[Task material]:
□ □ □ □ □ □ □

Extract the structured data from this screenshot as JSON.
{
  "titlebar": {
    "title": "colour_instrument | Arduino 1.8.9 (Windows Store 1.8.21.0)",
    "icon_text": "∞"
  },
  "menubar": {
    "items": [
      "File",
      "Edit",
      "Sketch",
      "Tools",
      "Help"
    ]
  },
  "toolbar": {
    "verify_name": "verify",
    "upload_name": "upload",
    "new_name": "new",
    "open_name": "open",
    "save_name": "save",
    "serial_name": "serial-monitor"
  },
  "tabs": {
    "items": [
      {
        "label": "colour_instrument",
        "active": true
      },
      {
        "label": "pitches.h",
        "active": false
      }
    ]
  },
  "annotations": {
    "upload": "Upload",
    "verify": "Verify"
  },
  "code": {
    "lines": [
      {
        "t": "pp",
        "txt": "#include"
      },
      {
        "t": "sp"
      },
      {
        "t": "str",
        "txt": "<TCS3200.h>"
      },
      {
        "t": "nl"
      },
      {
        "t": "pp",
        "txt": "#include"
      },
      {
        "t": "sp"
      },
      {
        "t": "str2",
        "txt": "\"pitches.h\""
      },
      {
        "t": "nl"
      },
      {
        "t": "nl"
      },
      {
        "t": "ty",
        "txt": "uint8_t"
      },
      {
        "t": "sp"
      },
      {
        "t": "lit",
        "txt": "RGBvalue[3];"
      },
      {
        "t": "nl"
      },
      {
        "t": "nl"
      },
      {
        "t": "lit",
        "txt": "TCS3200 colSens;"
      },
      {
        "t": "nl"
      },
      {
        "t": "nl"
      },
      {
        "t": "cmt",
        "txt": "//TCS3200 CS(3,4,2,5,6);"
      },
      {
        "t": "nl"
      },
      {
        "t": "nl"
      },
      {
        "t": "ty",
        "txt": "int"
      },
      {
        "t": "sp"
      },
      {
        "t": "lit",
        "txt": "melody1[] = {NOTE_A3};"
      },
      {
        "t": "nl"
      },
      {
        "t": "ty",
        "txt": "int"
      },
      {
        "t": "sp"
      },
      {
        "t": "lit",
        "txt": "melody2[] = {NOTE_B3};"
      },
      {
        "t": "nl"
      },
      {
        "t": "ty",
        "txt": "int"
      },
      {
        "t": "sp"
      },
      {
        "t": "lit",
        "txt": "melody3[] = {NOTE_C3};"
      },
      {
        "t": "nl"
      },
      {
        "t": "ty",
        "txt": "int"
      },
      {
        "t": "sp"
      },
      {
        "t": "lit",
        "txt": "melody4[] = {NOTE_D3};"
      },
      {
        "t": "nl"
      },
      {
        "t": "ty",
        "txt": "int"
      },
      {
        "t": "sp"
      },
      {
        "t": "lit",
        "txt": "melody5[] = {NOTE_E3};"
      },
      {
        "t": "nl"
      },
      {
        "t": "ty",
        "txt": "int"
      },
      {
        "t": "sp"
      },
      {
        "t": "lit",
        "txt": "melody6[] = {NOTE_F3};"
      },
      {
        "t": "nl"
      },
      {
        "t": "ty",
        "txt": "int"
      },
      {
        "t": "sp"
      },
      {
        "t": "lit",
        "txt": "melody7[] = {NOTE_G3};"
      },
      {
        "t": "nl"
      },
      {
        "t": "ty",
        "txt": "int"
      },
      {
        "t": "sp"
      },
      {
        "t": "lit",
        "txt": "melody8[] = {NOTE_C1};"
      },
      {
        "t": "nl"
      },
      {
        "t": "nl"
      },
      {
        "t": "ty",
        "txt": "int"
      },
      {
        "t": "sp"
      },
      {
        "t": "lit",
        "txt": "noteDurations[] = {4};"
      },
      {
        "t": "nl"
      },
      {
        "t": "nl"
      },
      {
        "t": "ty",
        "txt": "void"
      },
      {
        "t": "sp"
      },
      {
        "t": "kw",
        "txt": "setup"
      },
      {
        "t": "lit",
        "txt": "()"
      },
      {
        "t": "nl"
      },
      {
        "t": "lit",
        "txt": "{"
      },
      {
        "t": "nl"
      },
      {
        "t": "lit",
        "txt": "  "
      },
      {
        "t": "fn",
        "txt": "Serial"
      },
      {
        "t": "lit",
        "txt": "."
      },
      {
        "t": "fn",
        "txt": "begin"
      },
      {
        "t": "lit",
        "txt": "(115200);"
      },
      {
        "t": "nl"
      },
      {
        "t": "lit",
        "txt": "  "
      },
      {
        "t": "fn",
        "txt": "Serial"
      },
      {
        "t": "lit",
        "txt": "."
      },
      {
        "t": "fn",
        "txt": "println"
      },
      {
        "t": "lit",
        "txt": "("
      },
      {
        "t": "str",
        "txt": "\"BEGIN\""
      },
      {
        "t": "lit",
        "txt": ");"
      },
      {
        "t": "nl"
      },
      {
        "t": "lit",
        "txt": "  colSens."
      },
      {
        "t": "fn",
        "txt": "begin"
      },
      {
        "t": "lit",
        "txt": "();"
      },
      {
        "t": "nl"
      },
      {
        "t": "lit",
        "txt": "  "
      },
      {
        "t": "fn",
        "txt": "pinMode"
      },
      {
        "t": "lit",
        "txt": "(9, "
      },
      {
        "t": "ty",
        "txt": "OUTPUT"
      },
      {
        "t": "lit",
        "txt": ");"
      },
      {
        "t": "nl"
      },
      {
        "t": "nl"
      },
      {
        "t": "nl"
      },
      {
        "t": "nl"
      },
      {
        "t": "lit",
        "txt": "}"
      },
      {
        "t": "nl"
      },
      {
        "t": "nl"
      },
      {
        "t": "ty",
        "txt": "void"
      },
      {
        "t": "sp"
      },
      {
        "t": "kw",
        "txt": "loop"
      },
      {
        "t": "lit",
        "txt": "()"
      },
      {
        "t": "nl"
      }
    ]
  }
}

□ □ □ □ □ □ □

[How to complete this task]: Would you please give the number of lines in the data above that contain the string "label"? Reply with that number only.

[Solution]: 2